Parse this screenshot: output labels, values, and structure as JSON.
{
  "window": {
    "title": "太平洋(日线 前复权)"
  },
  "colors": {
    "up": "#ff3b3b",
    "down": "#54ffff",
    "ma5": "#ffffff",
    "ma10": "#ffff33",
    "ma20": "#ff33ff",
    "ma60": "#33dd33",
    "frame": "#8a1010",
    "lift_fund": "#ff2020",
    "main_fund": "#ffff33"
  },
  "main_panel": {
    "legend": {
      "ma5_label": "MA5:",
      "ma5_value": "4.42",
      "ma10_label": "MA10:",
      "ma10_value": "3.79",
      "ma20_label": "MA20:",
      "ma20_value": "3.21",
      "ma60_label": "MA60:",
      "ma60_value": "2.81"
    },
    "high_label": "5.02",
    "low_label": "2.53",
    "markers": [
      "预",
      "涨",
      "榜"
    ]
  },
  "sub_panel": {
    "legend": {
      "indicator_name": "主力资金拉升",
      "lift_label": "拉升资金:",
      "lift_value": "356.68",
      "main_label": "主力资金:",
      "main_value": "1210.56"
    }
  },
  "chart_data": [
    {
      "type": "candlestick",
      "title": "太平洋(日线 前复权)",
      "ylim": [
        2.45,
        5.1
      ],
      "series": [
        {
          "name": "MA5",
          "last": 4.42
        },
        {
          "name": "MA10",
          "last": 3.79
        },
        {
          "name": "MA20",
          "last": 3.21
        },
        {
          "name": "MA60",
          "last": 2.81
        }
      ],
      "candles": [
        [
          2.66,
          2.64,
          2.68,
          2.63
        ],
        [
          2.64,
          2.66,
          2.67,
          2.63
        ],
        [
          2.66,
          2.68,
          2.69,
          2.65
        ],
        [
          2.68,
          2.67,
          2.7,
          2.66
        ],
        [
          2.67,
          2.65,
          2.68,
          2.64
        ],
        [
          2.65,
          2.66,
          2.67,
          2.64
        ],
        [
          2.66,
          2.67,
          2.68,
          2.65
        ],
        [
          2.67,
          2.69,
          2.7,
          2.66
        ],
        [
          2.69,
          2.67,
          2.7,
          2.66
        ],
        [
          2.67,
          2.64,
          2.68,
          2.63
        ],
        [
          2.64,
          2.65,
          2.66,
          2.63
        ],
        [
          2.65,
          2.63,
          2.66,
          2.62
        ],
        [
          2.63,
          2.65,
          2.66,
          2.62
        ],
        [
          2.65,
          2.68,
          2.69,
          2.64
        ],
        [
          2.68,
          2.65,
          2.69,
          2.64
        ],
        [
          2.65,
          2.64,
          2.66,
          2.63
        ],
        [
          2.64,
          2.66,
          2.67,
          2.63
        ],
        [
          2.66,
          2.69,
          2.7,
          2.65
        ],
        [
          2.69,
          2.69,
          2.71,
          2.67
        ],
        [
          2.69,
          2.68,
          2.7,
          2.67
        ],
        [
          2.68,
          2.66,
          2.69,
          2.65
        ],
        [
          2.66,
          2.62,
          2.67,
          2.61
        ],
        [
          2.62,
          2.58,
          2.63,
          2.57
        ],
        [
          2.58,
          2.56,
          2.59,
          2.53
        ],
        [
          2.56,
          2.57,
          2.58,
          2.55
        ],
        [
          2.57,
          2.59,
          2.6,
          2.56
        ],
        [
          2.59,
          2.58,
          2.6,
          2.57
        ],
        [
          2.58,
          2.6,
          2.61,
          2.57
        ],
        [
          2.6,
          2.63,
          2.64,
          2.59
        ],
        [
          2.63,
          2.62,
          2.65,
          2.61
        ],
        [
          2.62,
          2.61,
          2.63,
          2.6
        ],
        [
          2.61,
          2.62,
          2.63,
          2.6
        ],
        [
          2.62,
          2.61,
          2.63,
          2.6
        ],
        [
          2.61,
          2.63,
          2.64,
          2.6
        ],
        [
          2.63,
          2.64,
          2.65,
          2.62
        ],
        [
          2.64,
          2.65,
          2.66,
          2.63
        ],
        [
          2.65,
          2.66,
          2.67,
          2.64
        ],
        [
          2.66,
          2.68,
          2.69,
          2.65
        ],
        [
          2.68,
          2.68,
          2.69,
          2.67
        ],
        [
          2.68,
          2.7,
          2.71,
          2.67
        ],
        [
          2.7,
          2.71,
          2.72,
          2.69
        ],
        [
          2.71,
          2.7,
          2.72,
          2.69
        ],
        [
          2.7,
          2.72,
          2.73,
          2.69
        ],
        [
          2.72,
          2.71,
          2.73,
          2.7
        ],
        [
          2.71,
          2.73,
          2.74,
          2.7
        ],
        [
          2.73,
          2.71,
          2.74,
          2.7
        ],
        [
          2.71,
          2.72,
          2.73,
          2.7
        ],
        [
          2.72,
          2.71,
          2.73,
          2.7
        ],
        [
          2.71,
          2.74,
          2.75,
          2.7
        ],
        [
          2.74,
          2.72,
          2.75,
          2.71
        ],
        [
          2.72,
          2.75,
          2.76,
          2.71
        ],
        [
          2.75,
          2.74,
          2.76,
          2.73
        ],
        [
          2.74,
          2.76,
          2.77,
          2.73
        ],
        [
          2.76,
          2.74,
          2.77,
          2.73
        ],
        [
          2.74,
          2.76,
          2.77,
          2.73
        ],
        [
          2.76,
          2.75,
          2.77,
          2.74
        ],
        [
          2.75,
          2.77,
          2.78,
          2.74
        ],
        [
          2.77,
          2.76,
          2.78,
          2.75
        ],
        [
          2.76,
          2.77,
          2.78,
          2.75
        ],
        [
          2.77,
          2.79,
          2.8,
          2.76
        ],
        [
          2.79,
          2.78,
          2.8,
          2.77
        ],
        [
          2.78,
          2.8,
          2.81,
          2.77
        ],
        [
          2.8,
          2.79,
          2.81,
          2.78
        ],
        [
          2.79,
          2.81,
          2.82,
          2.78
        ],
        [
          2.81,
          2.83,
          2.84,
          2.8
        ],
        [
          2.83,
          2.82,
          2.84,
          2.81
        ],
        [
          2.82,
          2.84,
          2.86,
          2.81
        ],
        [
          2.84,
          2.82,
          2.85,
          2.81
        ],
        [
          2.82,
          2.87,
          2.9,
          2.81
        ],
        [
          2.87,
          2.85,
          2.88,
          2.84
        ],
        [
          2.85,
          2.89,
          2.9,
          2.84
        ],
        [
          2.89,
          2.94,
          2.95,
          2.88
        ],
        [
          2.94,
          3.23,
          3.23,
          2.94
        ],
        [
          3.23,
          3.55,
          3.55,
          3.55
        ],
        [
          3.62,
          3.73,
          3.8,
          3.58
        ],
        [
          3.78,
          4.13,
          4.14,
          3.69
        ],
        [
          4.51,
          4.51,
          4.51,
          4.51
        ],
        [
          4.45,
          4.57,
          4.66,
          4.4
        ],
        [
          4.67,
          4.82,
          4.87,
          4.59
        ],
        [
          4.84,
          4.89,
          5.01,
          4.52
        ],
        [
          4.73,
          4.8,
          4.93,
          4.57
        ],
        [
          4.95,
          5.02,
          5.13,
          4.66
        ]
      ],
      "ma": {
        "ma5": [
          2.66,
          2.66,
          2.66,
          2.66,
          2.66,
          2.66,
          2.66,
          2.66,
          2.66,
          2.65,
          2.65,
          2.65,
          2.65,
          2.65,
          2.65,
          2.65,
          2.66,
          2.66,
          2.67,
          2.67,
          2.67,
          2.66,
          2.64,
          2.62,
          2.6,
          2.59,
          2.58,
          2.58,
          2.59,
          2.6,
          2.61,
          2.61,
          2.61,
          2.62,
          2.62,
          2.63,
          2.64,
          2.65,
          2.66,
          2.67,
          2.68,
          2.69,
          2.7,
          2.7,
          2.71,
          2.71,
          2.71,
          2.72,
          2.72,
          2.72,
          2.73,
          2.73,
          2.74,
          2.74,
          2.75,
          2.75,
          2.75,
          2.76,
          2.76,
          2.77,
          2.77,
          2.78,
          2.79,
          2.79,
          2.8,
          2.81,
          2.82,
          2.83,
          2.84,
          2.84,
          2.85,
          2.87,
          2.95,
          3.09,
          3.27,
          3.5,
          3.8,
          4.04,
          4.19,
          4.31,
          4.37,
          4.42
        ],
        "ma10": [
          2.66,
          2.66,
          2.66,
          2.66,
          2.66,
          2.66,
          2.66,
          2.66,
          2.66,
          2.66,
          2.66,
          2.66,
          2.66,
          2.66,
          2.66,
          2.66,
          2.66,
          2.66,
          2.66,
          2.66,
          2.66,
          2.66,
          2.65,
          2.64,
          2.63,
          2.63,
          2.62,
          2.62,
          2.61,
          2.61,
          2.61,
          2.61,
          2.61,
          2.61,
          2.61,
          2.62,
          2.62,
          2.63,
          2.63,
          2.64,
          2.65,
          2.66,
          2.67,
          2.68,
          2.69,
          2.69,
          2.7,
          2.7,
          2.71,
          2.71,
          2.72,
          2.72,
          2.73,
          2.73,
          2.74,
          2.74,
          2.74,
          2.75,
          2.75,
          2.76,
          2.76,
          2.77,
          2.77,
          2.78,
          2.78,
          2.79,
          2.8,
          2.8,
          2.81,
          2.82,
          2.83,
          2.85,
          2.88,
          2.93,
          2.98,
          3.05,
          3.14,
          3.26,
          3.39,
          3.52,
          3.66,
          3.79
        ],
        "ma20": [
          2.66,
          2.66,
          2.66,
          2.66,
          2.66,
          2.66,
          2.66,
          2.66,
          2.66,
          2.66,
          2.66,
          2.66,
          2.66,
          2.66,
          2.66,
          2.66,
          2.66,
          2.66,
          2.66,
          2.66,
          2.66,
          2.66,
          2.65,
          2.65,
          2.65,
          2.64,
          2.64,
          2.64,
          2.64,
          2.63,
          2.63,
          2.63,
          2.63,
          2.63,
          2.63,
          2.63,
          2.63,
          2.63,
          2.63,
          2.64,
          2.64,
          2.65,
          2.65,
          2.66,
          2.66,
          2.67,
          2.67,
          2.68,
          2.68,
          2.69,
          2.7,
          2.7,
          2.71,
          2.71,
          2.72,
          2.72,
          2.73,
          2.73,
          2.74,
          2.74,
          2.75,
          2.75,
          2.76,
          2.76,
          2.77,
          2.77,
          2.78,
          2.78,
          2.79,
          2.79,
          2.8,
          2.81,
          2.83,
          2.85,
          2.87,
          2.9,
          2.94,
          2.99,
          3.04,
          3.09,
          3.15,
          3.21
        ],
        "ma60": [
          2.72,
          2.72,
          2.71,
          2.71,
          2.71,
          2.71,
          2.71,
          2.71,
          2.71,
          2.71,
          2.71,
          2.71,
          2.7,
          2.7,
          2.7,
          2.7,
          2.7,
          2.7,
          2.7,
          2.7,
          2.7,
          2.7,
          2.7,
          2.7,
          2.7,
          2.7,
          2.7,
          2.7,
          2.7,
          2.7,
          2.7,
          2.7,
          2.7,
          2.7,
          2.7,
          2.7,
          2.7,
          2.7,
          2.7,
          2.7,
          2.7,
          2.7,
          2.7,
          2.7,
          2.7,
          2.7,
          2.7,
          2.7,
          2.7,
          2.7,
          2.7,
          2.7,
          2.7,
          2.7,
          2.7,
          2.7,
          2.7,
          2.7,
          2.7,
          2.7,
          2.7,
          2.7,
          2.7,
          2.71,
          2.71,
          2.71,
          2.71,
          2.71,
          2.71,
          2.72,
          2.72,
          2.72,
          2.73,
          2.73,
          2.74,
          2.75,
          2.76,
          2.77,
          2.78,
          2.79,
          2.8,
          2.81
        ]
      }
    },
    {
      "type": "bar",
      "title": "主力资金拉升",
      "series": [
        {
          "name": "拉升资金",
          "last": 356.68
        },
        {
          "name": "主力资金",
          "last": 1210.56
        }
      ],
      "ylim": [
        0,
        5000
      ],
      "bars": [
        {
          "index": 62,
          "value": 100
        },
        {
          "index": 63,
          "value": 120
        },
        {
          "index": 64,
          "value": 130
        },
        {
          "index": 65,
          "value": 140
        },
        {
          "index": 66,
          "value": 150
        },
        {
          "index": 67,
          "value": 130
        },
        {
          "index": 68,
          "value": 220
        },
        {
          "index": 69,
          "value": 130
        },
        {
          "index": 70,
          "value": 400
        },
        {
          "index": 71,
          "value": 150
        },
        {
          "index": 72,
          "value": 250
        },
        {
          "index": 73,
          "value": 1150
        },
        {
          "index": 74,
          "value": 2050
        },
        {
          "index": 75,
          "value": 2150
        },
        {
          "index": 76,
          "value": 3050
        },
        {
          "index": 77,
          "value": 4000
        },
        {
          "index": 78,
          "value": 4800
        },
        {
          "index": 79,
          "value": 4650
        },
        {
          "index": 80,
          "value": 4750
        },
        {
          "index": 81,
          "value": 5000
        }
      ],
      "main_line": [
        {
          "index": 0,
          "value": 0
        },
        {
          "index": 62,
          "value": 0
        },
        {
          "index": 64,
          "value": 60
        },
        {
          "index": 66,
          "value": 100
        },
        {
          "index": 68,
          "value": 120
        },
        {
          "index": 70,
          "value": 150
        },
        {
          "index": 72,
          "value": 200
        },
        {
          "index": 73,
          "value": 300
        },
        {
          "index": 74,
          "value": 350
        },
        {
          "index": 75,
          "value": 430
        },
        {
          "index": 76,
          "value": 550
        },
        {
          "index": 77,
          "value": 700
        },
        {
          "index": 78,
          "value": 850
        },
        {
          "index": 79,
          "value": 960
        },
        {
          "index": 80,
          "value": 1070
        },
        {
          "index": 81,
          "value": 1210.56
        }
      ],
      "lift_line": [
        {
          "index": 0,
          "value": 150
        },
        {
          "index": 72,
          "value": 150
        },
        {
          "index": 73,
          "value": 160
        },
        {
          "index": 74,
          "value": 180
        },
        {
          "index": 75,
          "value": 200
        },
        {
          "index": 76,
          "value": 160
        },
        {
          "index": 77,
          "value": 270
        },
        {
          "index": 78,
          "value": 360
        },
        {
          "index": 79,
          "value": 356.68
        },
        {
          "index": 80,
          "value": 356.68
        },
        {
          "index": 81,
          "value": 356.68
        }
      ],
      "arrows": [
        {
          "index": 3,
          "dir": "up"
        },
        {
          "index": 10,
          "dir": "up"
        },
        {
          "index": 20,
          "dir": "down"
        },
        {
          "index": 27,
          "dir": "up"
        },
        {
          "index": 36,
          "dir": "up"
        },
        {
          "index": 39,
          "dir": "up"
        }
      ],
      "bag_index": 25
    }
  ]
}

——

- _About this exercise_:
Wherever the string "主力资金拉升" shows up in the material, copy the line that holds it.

- _Exercise output_:
      "indicator_name": "主力资金拉升",
      "title": "主力资金拉升",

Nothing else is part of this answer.